Apple could slash prices of 13″ MacBook Pros without Touch Bar, replacing MacBook Air

KGI Securities analyst Ming-Chi Kuo has called for updated MacBook and MacBook Pro notebooks this year with Intel’s latest Kaby Lake processors and a 32-gigabyte RAM option on 15-inch Pros. According to a Chinese-language Economic Daily News report cited by DigiTimes, Apple is likely to slash prices of 13-inch Pros without Touch Bar to increase its overall shipments in 2017.

Industry sources also claim that these more affordable 13-inch MacBook Pros without Touch Bar will eventually replace the 13-inch MacBook Air in Apple’s notebook lineup.

Market watchers think Mac sales will grow 10 percent annually to reach 15 million units in 2017 due to new Mac notebooks. This should be music to the ears of Apple’s notebook suppliers like Quanta Computer, Shin Zu Shing, Auras and Wistron.
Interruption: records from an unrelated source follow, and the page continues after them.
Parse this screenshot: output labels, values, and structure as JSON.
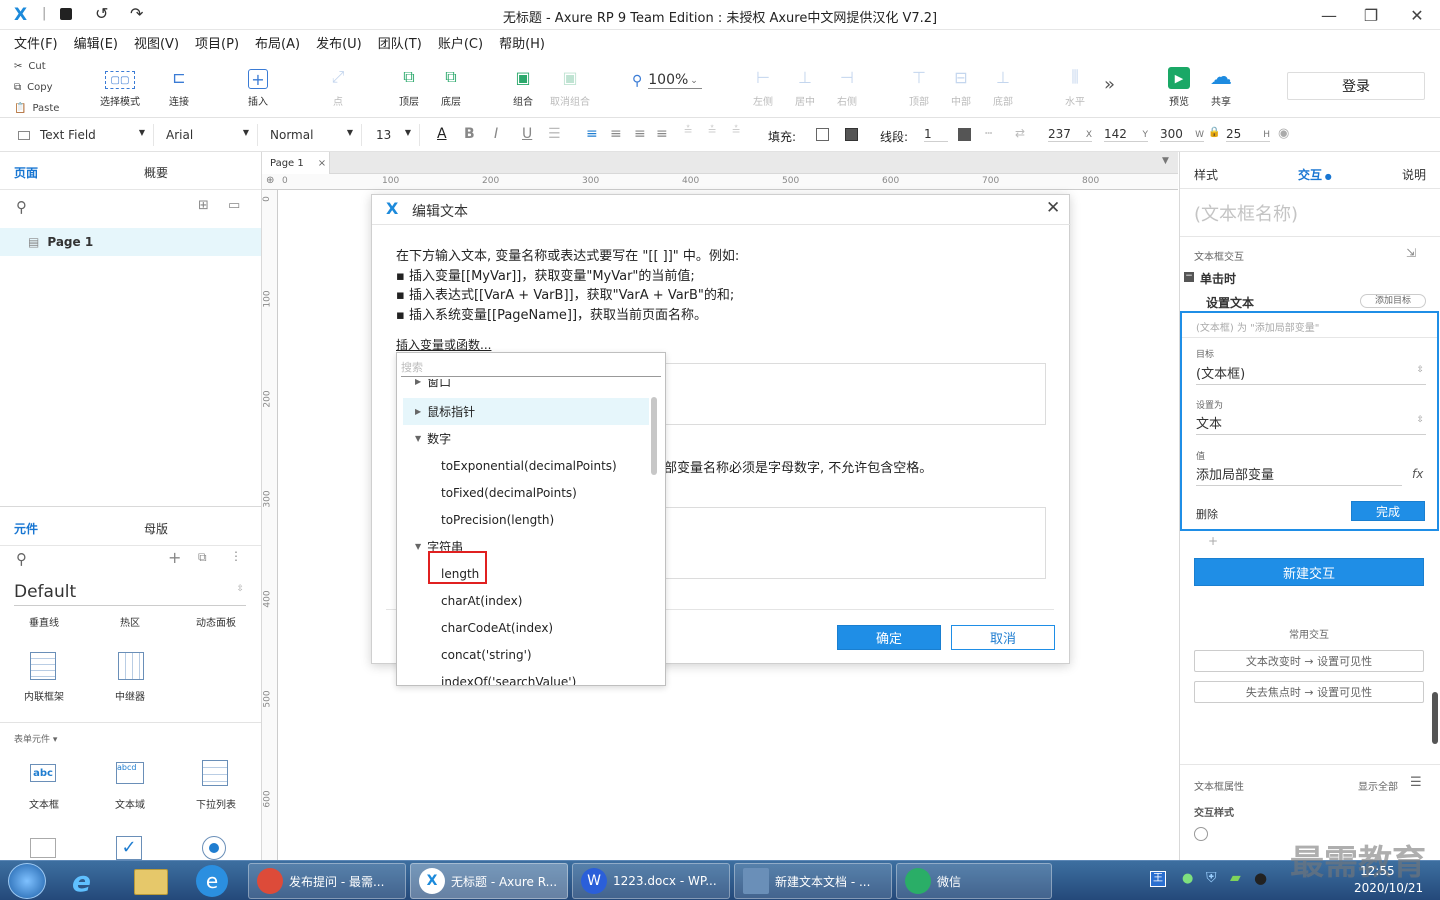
{
  "window": {
    "title": "无标题 - Axure RP 9 Team Edition : 未授权     Axure中文网提供汉化 V7.2]"
  },
  "menu": [
    "文件(F)",
    "编辑(E)",
    "视图(V)",
    "项目(P)",
    "布局(A)",
    "发布(U)",
    "团队(T)",
    "账户(C)",
    "帮助(H)"
  ],
  "clipboard": {
    "cut": "Cut",
    "copy": "Copy",
    "paste": "Paste"
  },
  "toolbar": {
    "select_mode": "选择模式",
    "connect": "连接",
    "insert": "插入",
    "point": "点",
    "top": "顶层",
    "bottom": "底层",
    "group": "组合",
    "ungroup": "取消组合",
    "zoom": "100%",
    "left": "左侧",
    "center": "居中",
    "right": "右侧",
    "top_align": "顶部",
    "middle": "中部",
    "bottom_align": "底部",
    "horizontal": "水平",
    "preview": "预览",
    "share": "共享",
    "login": "登录"
  },
  "format": {
    "widget_type": "Text Field",
    "font": "Arial",
    "style": "Normal",
    "size": "13",
    "fill_label": "填充:",
    "line_label": "线段:",
    "line_width": "1",
    "x": "237",
    "x_label": "X",
    "y": "142",
    "y_label": "Y",
    "w": "300",
    "w_label": "W",
    "h": "25",
    "h_label": "H"
  },
  "left_panel": {
    "tabs": [
      "页面",
      "概要"
    ],
    "pages": [
      "Page 1"
    ],
    "lib_tabs": [
      "元件",
      "母版"
    ],
    "library": "Default",
    "widgets_row1": [
      "垂直线",
      "热区",
      "动态面板"
    ],
    "widgets_row2": [
      "内联框架",
      "中继器"
    ],
    "form_section": "表单元件",
    "widgets_row3": [
      "文本框",
      "文本域",
      "下拉列表"
    ]
  },
  "canvas": {
    "page_tab": "Page 1",
    "ruler_h": [
      "0",
      "100",
      "200",
      "300",
      "400",
      "500",
      "600",
      "700",
      "800"
    ],
    "ruler_v": [
      "0",
      "100",
      "200",
      "300",
      "400",
      "500",
      "600"
    ]
  },
  "dialog": {
    "title": "编辑文本",
    "desc": [
      "在下方输入文本, 变量名称或表达式要写在 \"[[ ]]\" 中。例如:",
      "▪ 插入变量[[MyVar]]，获取变量\"MyVar\"的当前值;",
      "▪ 插入表达式[[VarA + VarB]]，获取\"VarA + VarB\"的和;",
      "▪ 插入系统变量[[PageName]]，获取当前页面名称。"
    ],
    "insert_link": "插入变量或函数...",
    "local_var_note": "部变量名称必须是字母数字, 不允许包含空格。",
    "ok": "确定",
    "cancel": "取消"
  },
  "function_popup": {
    "search_placeholder": "搜索",
    "items": [
      {
        "label": "窗口",
        "kind": "group-collapsed"
      },
      {
        "label": "鼠标指针",
        "kind": "group-collapsed"
      },
      {
        "label": "数字",
        "kind": "group-expanded"
      },
      {
        "label": "toExponential(decimalPoints)",
        "kind": "child"
      },
      {
        "label": "toFixed(decimalPoints)",
        "kind": "child"
      },
      {
        "label": "toPrecision(length)",
        "kind": "child"
      },
      {
        "label": "字符串",
        "kind": "group-expanded"
      },
      {
        "label": "length",
        "kind": "child"
      },
      {
        "label": "charAt(index)",
        "kind": "child"
      },
      {
        "label": "charCodeAt(index)",
        "kind": "child"
      },
      {
        "label": "concat('string')",
        "kind": "child"
      },
      {
        "label": "indexOf('searchValue')",
        "kind": "child"
      }
    ],
    "highlighted": "length"
  },
  "right_panel": {
    "tabs": [
      "样式",
      "交互",
      "说明"
    ],
    "widget_name": "(文本框名称)",
    "interaction_section": "文本框交互",
    "event": "单击时",
    "action": "设置文本",
    "add_target": "添加目标",
    "action_summary": "(文本框) 为 \"添加局部变量\"",
    "target_label": "目标",
    "target_value": "(文本框)",
    "set_to_label": "设置为",
    "set_to_value": "文本",
    "value_label": "值",
    "value_value": "添加局部变量",
    "delete": "删除",
    "done": "完成",
    "new_interaction": "新建交互",
    "common_label": "常用交互",
    "common1": "文本改变时 → 设置可见性",
    "common2": "失去焦点时 → 设置可见性",
    "props_label": "文本框属性",
    "show_all": "显示全部",
    "interaction_style": "交互样式"
  },
  "taskbar": {
    "apps": [
      {
        "label": "发布提问 - 最需...",
        "color": "#dd4b39"
      },
      {
        "label": "无标题 - Axure R...",
        "color": "#2a7bd3"
      },
      {
        "label": "1223.docx - WP...",
        "color": "#2b5fd9"
      },
      {
        "label": "新建文本文档 - ...",
        "color": "#6a8fb8"
      },
      {
        "label": "微信",
        "color": "#2aae67"
      }
    ],
    "time": "12:55",
    "date": "2020/10/21",
    "watermark": "最需教育"
  }
}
Demand for the latest MacBook Pros with Touch Bar is still “rather strong,” sources said.

KGI analyst Ming-Chi Kuo thinks Apple will refresh 12-inch MacBooks in early second quarter, adding a new 16-gigabyte RAM option. Production of Kaby Lake-driven Pros should being in early third quarter whilst a new 15-inch MacBook Pro with 32GB memory won’t enter mass production until early in the fourth quarter, said the analyst.

I’m a big fan of MacBook Air and will be saddened to see it phased-out.
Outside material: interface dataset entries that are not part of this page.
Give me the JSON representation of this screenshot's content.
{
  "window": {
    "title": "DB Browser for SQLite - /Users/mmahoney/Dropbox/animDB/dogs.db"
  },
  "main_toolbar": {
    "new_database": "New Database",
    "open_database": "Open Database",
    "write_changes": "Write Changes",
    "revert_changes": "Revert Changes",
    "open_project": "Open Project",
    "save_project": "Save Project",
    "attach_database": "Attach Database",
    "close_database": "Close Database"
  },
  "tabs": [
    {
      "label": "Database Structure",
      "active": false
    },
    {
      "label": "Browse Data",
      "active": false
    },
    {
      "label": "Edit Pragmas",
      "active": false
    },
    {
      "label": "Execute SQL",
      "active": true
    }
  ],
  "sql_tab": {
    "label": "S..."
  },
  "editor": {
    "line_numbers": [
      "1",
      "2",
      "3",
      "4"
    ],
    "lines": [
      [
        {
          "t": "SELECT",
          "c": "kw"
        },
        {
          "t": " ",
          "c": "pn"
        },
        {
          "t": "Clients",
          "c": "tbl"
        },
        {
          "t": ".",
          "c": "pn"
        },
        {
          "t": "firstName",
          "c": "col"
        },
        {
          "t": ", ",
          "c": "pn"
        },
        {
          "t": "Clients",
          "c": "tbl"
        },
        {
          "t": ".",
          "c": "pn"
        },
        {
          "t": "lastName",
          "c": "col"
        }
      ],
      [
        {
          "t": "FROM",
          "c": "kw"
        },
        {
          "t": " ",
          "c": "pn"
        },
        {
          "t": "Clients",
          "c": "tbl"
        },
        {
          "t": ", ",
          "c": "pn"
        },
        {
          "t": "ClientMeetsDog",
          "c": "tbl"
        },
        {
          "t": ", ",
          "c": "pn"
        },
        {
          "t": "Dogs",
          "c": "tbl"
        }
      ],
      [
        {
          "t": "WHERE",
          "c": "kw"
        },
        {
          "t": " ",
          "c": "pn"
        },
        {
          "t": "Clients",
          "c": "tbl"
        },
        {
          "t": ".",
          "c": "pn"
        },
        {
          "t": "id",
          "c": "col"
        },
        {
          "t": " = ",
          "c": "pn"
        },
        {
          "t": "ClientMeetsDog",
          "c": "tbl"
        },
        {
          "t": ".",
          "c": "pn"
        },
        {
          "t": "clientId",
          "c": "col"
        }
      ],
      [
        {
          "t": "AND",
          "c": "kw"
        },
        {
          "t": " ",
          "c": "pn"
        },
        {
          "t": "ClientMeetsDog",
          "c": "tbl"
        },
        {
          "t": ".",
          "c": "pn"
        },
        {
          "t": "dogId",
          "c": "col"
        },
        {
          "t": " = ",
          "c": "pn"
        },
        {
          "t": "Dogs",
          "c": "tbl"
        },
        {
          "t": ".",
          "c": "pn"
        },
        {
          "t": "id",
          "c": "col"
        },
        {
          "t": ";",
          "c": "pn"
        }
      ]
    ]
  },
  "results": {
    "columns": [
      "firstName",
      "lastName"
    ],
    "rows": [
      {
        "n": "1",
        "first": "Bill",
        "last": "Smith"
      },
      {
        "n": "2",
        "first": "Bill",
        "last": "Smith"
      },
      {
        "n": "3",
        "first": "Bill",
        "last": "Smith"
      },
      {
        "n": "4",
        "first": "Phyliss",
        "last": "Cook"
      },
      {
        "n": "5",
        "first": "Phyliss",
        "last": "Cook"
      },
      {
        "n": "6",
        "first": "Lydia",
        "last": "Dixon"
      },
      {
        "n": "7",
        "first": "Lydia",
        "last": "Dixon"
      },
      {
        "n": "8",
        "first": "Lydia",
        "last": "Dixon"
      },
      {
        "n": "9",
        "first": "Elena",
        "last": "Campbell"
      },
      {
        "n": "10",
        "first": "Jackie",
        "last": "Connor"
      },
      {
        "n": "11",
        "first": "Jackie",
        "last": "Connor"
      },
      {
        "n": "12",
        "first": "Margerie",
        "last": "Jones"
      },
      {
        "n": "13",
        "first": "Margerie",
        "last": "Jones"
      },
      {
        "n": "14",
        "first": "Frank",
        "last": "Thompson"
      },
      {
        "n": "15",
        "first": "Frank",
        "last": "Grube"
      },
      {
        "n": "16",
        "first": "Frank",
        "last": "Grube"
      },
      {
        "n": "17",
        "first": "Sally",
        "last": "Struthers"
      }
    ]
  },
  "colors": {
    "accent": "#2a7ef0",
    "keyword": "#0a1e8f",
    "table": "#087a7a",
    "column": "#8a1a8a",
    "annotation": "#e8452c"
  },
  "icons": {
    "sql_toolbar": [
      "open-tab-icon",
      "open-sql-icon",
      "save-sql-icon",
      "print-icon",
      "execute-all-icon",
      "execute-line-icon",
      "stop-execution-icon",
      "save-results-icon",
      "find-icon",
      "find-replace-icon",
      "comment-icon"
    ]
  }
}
This has been my productivity machine for more than five years now.

When I’m not on the go, I’m using it connected to Apple’s 27-inch Thunderbolt Display. Despite my Air having only four gigabytes of RAM, it crunches pretty much everything I throw at its feet without breaking a sweat.
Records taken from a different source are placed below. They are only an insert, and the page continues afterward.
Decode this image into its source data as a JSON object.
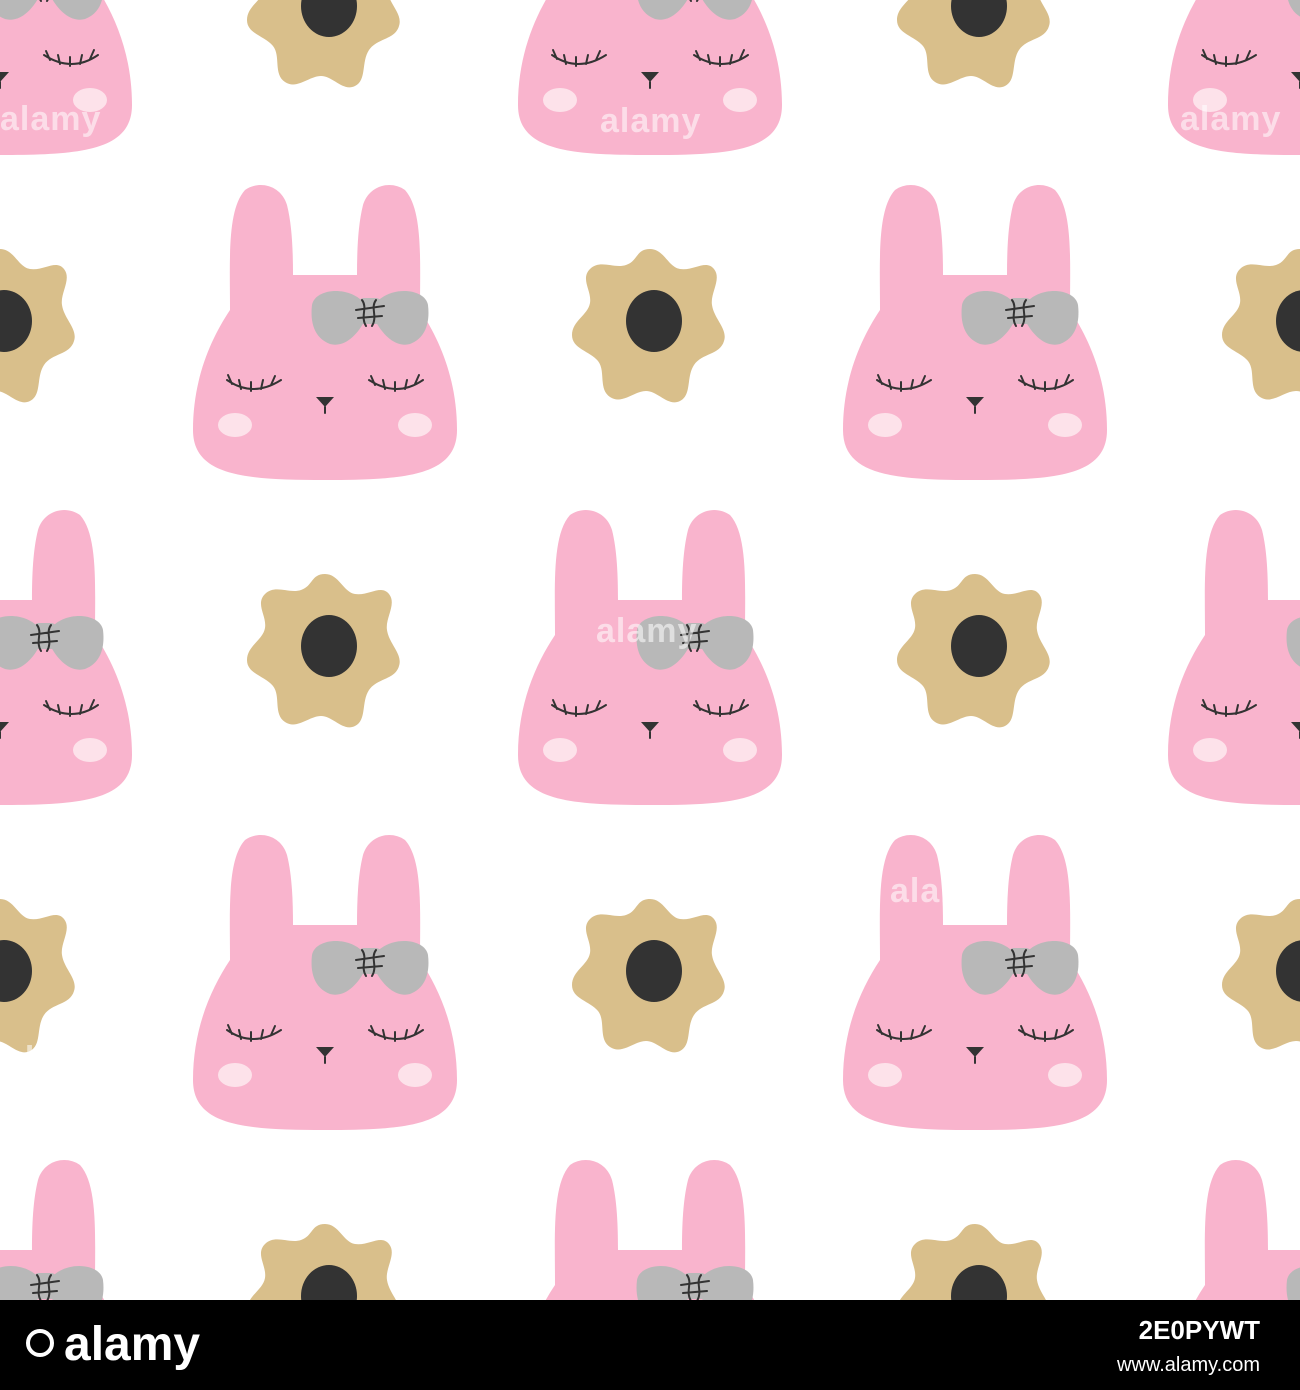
{
  "pattern": {
    "background_color": "#ffffff",
    "bunny_color": "#f9b4cd",
    "cheek_color": "#fde2ea",
    "bow_color": "#b8b8b8",
    "flower_color": "#d9bf8b",
    "flower_center_color": "#333333",
    "line_color": "#333333",
    "icons": [
      "bunny-face-icon",
      "bow-icon",
      "flower-icon"
    ]
  },
  "watermark": {
    "text": "alamy"
  },
  "footer": {
    "background_color": "#000000",
    "logo_text": "alamy",
    "image_id": "2E0PYWT",
    "url": "www.alamy.com"
  }
}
The phased-out 11-inch Air even handles 1080p video editing quite comfortably.

I’m fully aware that the Air lineup has not received a major refresh for quite some time now and that upgrading my desktop experience to 4K resolution is going to require a 4K-capable machine such as the new MacBook Pro. But until that inevitable moment arrives, I’ll be sticking with my rusty old 13-inch Air.

Source: DigiTimes